■ Instructions for the task ■
Among the entries below, find each line with "name" and show it.

[Element data from apps and pages]
----------------------------------------

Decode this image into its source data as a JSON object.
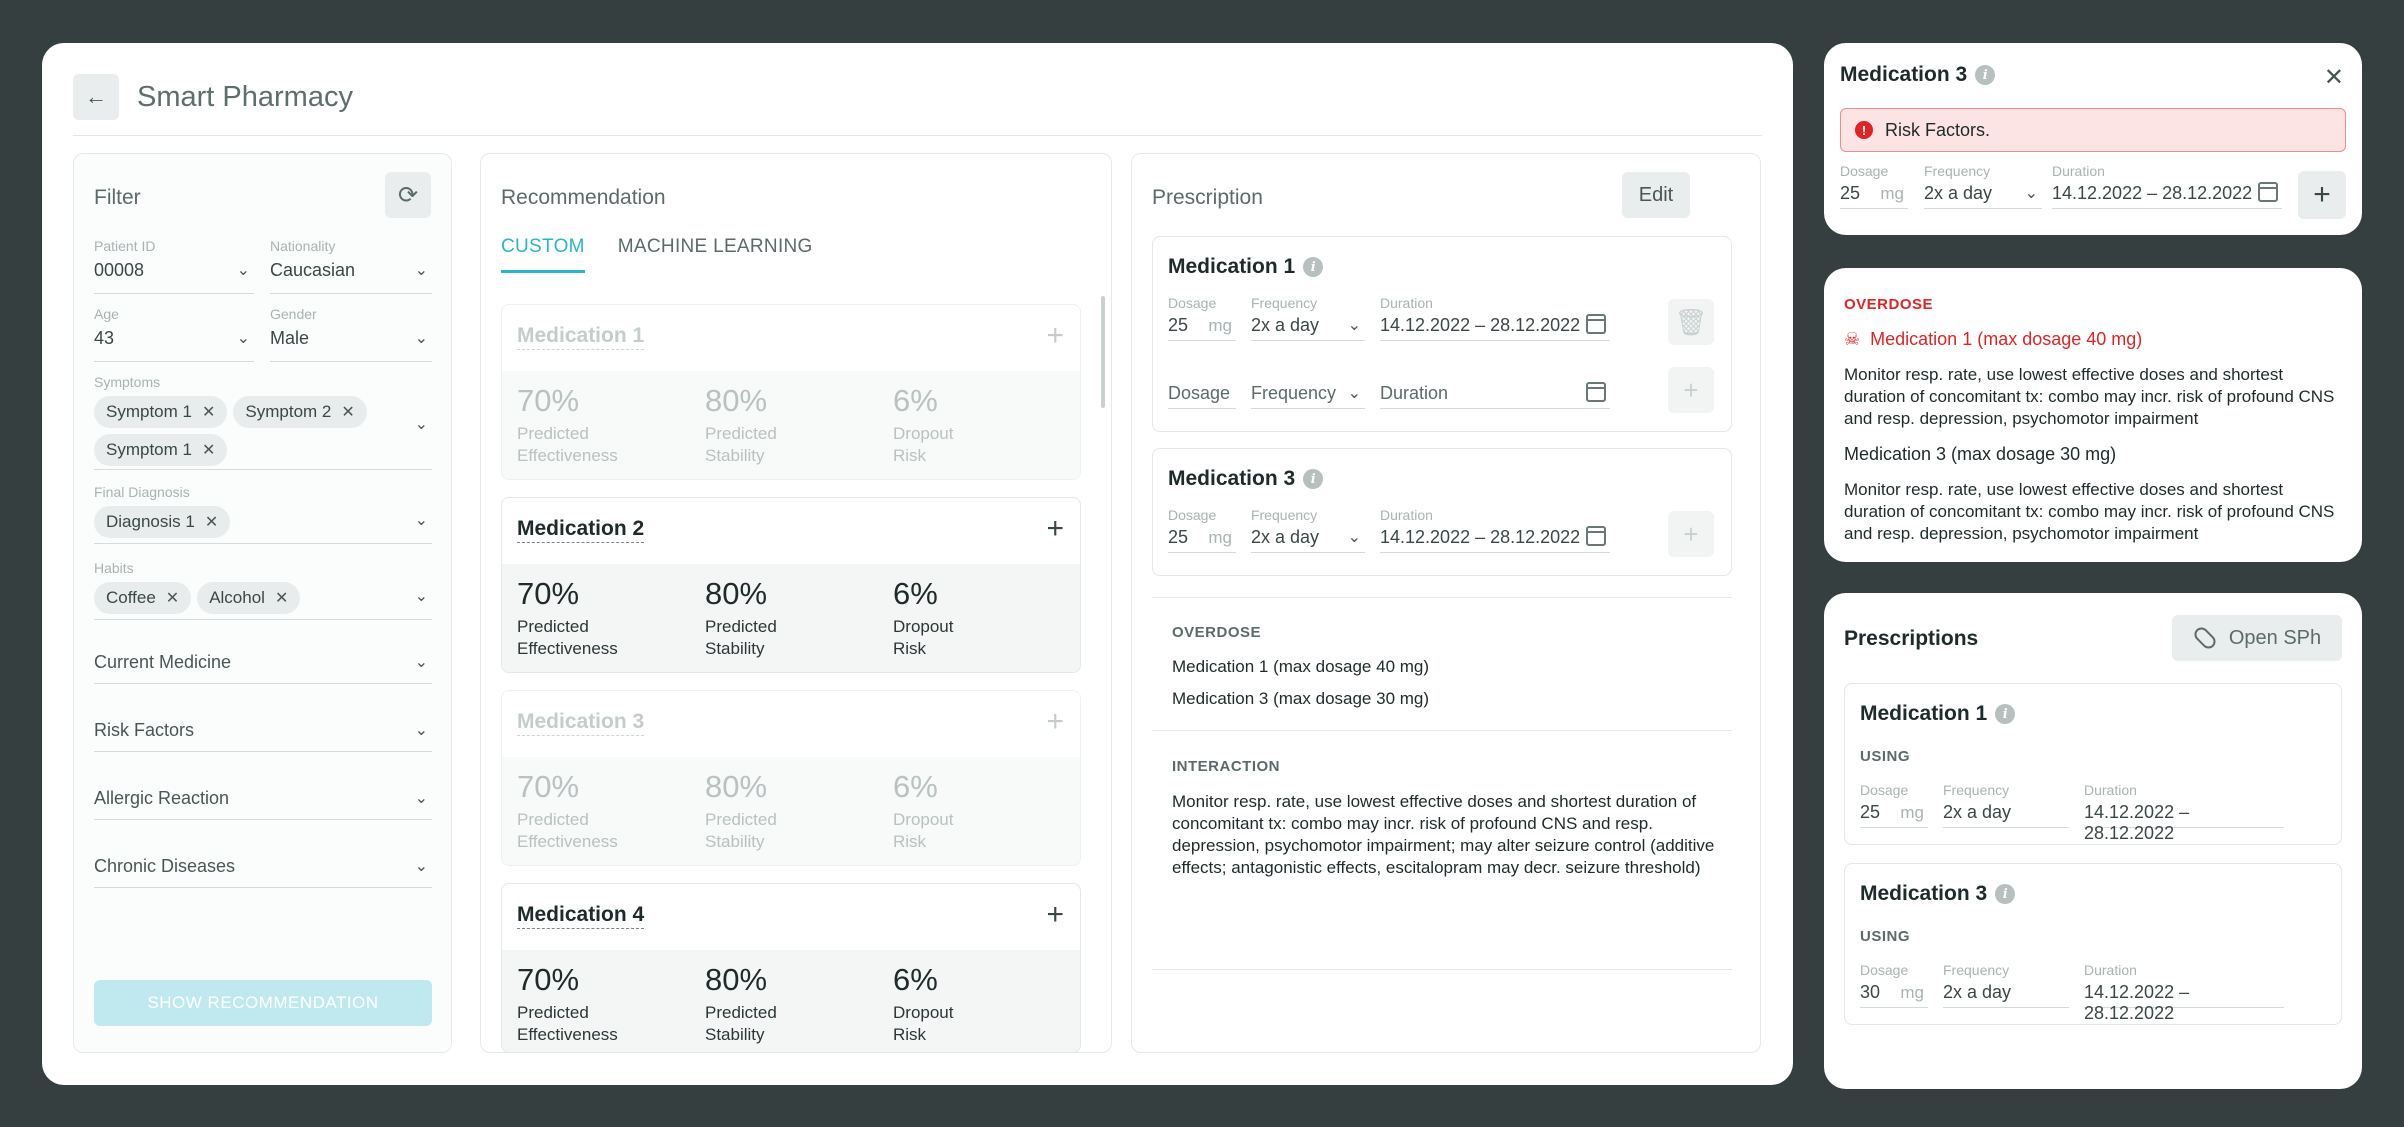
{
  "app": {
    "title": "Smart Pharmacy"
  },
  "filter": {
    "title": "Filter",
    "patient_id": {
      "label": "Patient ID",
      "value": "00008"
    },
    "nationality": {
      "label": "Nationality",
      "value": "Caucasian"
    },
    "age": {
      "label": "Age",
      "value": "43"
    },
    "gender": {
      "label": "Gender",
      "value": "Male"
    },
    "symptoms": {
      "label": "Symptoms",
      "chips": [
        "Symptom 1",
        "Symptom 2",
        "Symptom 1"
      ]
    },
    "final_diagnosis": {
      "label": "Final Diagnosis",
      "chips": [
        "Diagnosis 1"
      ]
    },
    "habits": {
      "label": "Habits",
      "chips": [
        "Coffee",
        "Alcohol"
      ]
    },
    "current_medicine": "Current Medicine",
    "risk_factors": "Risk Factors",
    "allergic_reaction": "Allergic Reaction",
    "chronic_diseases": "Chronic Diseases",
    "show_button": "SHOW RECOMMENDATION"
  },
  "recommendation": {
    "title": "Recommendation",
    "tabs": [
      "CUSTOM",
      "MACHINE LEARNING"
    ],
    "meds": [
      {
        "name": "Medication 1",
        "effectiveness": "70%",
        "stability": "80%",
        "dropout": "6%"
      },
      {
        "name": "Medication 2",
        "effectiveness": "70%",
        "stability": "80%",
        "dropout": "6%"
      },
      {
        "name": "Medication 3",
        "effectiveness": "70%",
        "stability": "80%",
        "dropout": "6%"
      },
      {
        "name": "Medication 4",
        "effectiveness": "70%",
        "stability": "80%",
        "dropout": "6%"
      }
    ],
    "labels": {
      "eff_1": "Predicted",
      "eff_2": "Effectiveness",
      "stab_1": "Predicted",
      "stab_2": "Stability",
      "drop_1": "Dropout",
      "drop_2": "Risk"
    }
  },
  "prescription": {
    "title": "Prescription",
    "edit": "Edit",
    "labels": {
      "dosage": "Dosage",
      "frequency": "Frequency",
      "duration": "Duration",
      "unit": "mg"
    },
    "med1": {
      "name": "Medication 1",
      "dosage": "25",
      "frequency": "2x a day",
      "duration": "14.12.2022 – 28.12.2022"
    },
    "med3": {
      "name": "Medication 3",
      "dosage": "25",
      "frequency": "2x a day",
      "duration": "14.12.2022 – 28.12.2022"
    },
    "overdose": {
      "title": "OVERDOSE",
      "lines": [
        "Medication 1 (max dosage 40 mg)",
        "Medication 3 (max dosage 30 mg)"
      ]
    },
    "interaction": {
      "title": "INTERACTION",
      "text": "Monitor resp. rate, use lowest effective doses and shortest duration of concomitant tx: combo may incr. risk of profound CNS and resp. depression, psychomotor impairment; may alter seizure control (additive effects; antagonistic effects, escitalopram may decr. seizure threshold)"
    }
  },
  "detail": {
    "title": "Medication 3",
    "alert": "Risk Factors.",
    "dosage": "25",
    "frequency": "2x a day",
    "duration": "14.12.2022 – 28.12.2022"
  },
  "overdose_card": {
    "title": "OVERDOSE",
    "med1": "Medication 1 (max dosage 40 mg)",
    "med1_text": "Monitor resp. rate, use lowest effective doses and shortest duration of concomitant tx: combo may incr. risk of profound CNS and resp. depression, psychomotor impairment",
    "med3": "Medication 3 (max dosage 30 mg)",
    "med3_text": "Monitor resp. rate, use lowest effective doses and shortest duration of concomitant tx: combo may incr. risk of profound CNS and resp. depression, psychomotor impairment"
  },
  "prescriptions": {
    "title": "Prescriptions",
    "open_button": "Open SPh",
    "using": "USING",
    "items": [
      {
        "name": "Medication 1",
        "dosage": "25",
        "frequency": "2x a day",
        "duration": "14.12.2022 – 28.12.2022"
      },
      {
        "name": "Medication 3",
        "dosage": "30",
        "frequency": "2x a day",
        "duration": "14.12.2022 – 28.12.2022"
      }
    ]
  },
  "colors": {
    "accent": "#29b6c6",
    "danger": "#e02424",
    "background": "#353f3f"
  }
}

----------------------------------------

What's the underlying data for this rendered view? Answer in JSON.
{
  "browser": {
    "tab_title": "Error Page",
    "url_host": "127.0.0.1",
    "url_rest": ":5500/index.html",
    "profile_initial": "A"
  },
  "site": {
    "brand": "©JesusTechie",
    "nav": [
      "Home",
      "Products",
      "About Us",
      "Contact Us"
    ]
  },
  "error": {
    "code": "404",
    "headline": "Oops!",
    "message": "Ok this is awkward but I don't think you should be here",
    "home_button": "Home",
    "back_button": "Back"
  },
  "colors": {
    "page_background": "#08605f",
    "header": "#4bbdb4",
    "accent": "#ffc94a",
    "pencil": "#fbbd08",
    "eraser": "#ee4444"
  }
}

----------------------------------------

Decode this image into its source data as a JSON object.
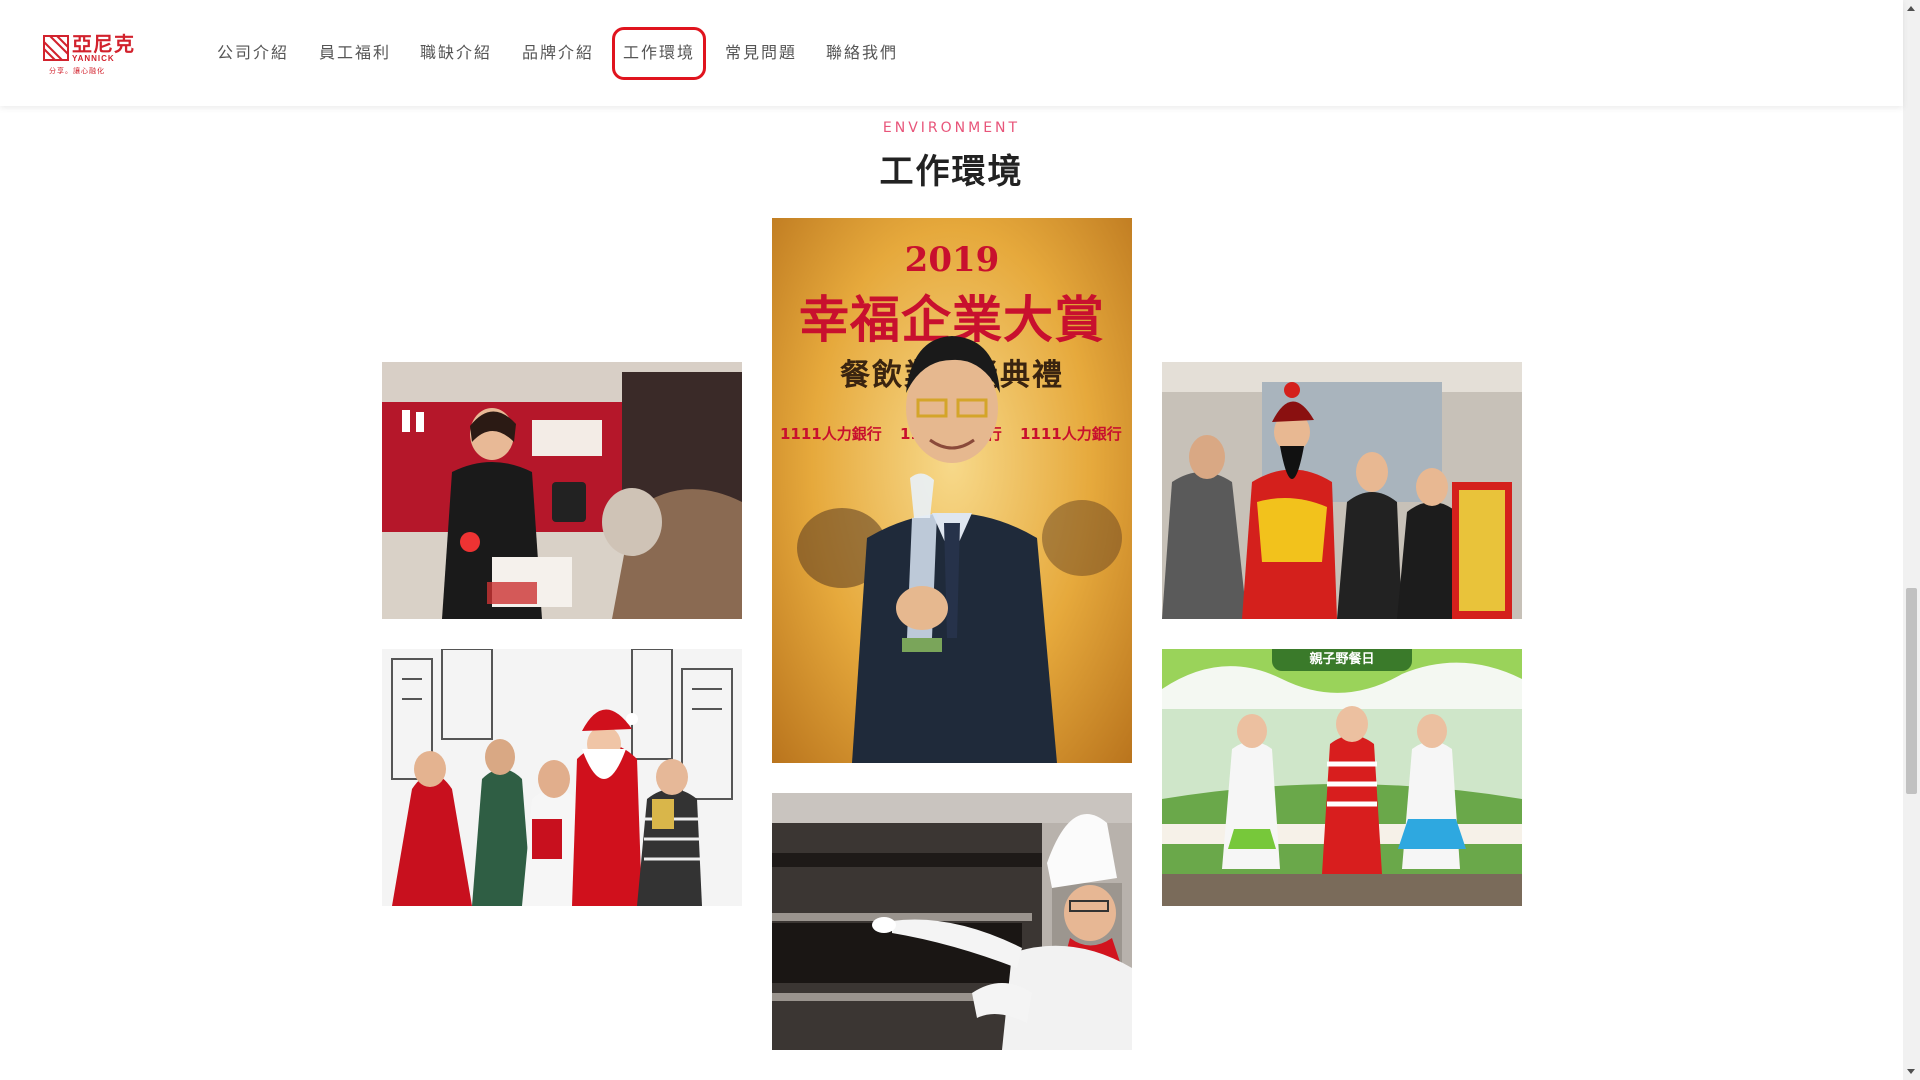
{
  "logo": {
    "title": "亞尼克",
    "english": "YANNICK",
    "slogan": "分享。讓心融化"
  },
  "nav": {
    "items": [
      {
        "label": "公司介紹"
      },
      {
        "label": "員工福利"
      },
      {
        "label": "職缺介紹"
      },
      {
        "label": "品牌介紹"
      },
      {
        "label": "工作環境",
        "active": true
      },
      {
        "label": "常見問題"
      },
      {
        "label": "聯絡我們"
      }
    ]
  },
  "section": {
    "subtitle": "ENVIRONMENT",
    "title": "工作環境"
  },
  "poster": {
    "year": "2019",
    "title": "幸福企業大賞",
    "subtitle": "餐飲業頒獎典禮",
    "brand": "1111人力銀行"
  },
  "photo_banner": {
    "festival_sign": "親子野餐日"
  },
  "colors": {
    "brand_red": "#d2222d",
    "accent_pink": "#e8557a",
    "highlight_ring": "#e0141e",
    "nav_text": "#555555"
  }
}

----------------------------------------

■ Exercise result ■
        "name": "Medication 1",
        "name": "Medication 2",
        "name": "Medication 3",
        "name": "Medication 4",
      "name": "Medication 1",
      "name": "Medication 3",
        "name": "Medication 1",
        "name": "Medication 3",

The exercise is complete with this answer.